Thus, even with the impending patent cliff, Glenmark is confident of continuously growing its US business. The company has focussed on differentiated products like dermatology and oral contraceptives where it has clearly been ahead of the other global generic players
Are there any more collaborations for Glenmark on the
Out-licensing has been a core element of our strategy as far as innovative R&D is concerned. We have signed seven out-licensing deals till date with Big Pharma companies and received around $210 million as milestone payments, which is clearly ahead of what any other company has achieved in innovation. Going ahead, our focus will be to persist with the out-licensing model while we simultaneously build capabilities to do late-stage development R&D work.
At-risk drug launches (and litigation issues) versus settlement with a generic launch in futurewhat is more preferable
Glenmark, as a strategy, will continuously challenge patents in the US and has even challenged patents where it could possibly be the sole FTF (first-to-file). Thus, patent challenges through para IV will always be a core element of our strategy. Thereafter, it will depend on the merits of the case. So far we have preferred to settle patent disputes trying to ensure a win-win solution for all including the citizens of the country.
Can you provide some outlook for the company
Despite the challenges like slowdown in the Indian pharma market, increasing competition in the US market, regulatory hurdles in Russia and other emerging markets, we expect to grow our topline by 15% to 20% every year for the next couple of years.
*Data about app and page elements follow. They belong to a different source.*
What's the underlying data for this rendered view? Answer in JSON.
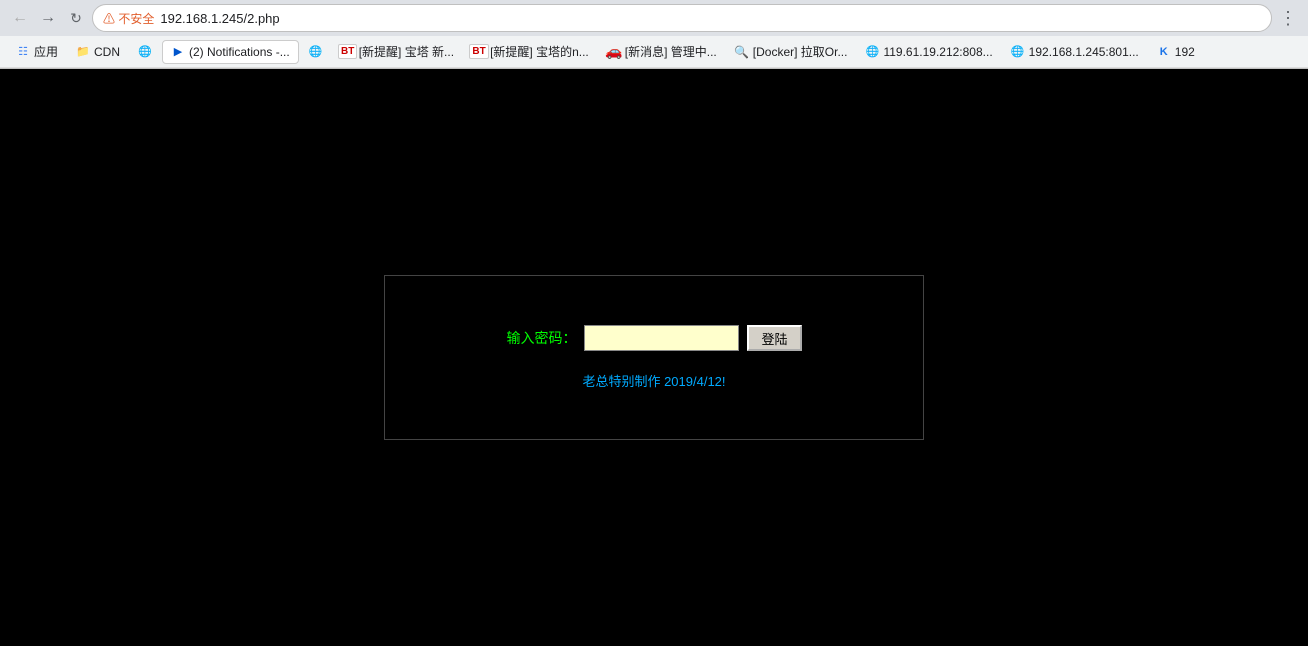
{
  "browser": {
    "back_title": "后退",
    "forward_title": "前进",
    "reload_title": "重新加载",
    "security_label": "不安全",
    "address": "192.168.1.245/2.php",
    "bookmarks": [
      {
        "id": "apps",
        "icon_type": "apps",
        "label": "应用"
      },
      {
        "id": "cdn",
        "icon_type": "folder",
        "label": "CDN"
      },
      {
        "id": "globe1",
        "icon_type": "globe",
        "label": ""
      },
      {
        "id": "notifications",
        "icon_type": "active",
        "label": "(2) Notifications -..."
      },
      {
        "id": "globe2",
        "icon_type": "globe2",
        "label": ""
      },
      {
        "id": "bt1",
        "icon_type": "bt",
        "label": "[新提醒] 宝塔 新..."
      },
      {
        "id": "bt2",
        "icon_type": "bt",
        "label": "[新提醒] 宝塔的n..."
      },
      {
        "id": "car",
        "icon_type": "red",
        "label": "[新消息] 管理中..."
      },
      {
        "id": "docker",
        "icon_type": "search",
        "label": "[Docker] 拉取Or..."
      },
      {
        "id": "globe3",
        "icon_type": "globe3",
        "label": "119.61.19.212:808..."
      },
      {
        "id": "globe4",
        "icon_type": "globe4",
        "label": "192.168.1.245:801..."
      },
      {
        "id": "k",
        "icon_type": "k",
        "label": "192"
      }
    ]
  },
  "page": {
    "password_label": "输入密码：",
    "password_placeholder": "",
    "login_button": "登陆",
    "footer_text": "老总特别制作 2019/4/12!"
  }
}
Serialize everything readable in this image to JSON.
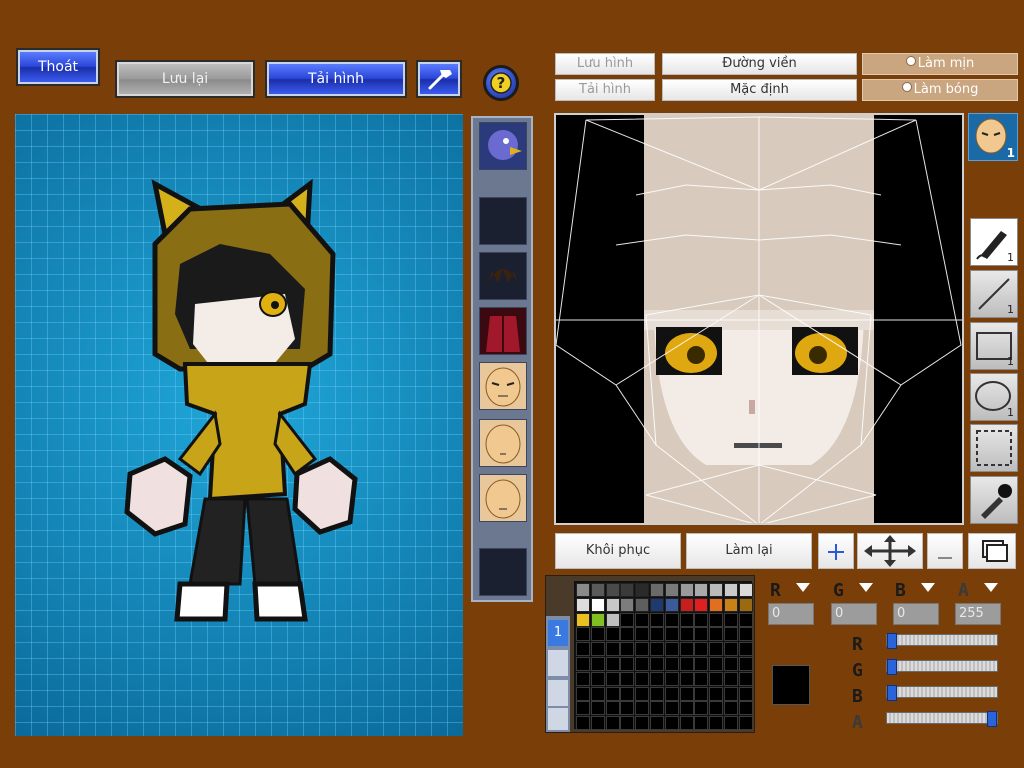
{
  "top_left_buttons": {
    "exit": "Thoát",
    "save": "Lưu lại",
    "reload": "Tải hình",
    "hammer_icon": "hammer-icon",
    "help_icon": "help-icon"
  },
  "editor_toolbar": {
    "save_image": "Lưu hình",
    "outline": "Đường viền",
    "smooth": "Làm mịn",
    "load_image": "Tải hình",
    "default": "Mặc định",
    "shade": "Làm bóng"
  },
  "tools": [
    {
      "name": "brush-icon",
      "count": "1"
    },
    {
      "name": "line-icon",
      "count": "1"
    },
    {
      "name": "rectangle-icon",
      "count": "1"
    },
    {
      "name": "ellipse-icon",
      "count": "1"
    },
    {
      "name": "select-icon",
      "count": ""
    },
    {
      "name": "eyedropper-icon",
      "count": ""
    }
  ],
  "face_thumb_count": "1",
  "bottom_buttons": {
    "restore": "Khôi phục",
    "redo": "Làm lại"
  },
  "color": {
    "r_label": "R",
    "g_label": "G",
    "b_label": "B",
    "a_label": "A",
    "r": "0",
    "g": "0",
    "b": "0",
    "a": "255",
    "current": "#000000",
    "slider_fraction": {
      "r": 0,
      "g": 0,
      "b": 0,
      "a": 1
    }
  },
  "palette_swatches": [
    "#8a8a8a",
    "#5a5a5a",
    "#4a4a4a",
    "#3a3a3a",
    "#2a2a2a",
    "#6a6a6a",
    "#7a7a7a",
    "#9a9a9a",
    "#aaaaaa",
    "#bababa",
    "#cacaca",
    "#dadada",
    "#dddddd",
    "#ffffff",
    "#c8c8c8",
    "#7d7d7d",
    "#5e5e5e",
    "#1e3a6e",
    "#3a5a9a",
    "#c81e1e",
    "#e02020",
    "#e07020",
    "#c88018",
    "#9a6a10",
    "#e8c020",
    "#80c020",
    "#c0c0c0"
  ],
  "palette_tab": "1"
}
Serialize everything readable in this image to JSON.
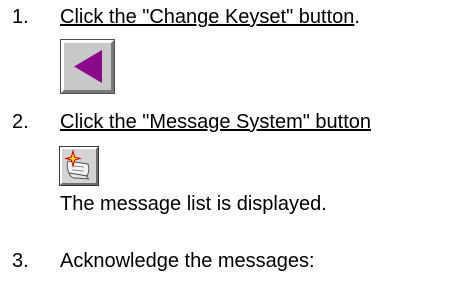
{
  "steps": [
    {
      "number": "1.",
      "prefix": "",
      "link_text": "Click the \"Change Keyset\" button",
      "suffix": ".",
      "button_icon": "left-arrow-icon",
      "button_color": "#8b0a8b"
    },
    {
      "number": "2.",
      "prefix": "",
      "link_text": "Click the \"Message System\" button",
      "suffix": "",
      "button_icon": "message-scroll-icon",
      "result_text": "The message list is displayed."
    },
    {
      "number": "3.",
      "text": "Acknowledge the messages:"
    }
  ],
  "colors": {
    "text": "#000000",
    "arrow": "#8b0a8b",
    "star_fill": "#ffd700",
    "star_outline": "#cc0000"
  }
}
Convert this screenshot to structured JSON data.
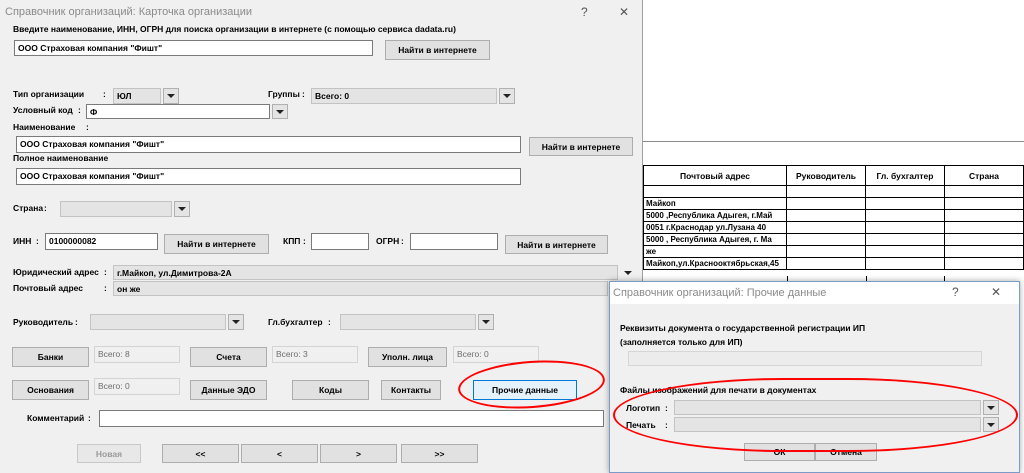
{
  "main": {
    "title": "Справочник организаций: Карточка организации",
    "help": "?",
    "close": "✕",
    "search_prompt": "Введите наименование, ИНН, ОГРН для поиска организации в интернете (с помощью сервиса dadata.ru)",
    "search_value": "ООО Страховая компания \"Фишт\"",
    "find_online": "Найти в интернете",
    "org_type_label": "Тип организации",
    "org_type_value": "ЮЛ",
    "groups_label": "Группы",
    "groups_value": "Всего: 0",
    "code_label": "Условный код",
    "code_value": "Ф",
    "name_label": "Наименование",
    "name_value": "ООО Страховая компания \"Фишт\"",
    "full_name_label": "Полное наименование",
    "full_name_value": "ООО Страховая компания \"Фишт\"",
    "country_label": "Страна",
    "inn_label": "ИНН",
    "inn_value": "0100000082",
    "kpp_label": "КПП",
    "ogrn_label": "ОГРН",
    "legal_address_label": "Юридический адрес",
    "legal_address_value": "г.Майкоп, ул.Димитрова-2А",
    "postal_address_label": "Почтовый адрес",
    "postal_address_value": "он же",
    "director_label": "Руководитель",
    "accountant_label": "Гл.бухгалтер",
    "banks": "Банки",
    "banks_count": "Всего: 8",
    "accounts": "Счета",
    "accounts_count": "Всего: 3",
    "authorized": "Уполн. лица",
    "authorized_count": "Всего: 0",
    "bases": "Основания",
    "bases_count": "Всего: 0",
    "edo": "Данные ЭДО",
    "codes": "Коды",
    "contacts": "Контакты",
    "other_data": "Прочие данные",
    "comment_label": "Комментарий",
    "new": "Новая",
    "first": "<<",
    "prev": "<",
    "next": ">",
    "last": ">>",
    "colon": ":"
  },
  "grid": {
    "headers": [
      "Почтовый адрес",
      "Руководитель",
      "Гл. бухгалтер",
      "Страна"
    ],
    "rows": [
      "",
      "Майкоп",
      "5000 ,Республика Адыгея, г.Май",
      "0051 г.Краснодар ул.Лузана 40",
      "5000 , Республика Адыгея, г. Ма",
      "же",
      "Майкоп,ул.Краснооктябрьская,45"
    ]
  },
  "dialog": {
    "title": "Справочник организаций: Прочие данные",
    "help": "?",
    "close": "✕",
    "ip_reg_label": "Реквизиты документа о государственной регистрации ИП",
    "ip_only_note": "(заполняется только для ИП)",
    "images_label": "Файлы изображений для печати в документах",
    "logo_label": "Логотип",
    "stamp_label": "Печать",
    "ok": "ОК",
    "cancel": "Отмена"
  }
}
We also expect some upsides from our innovation R&D in the near future.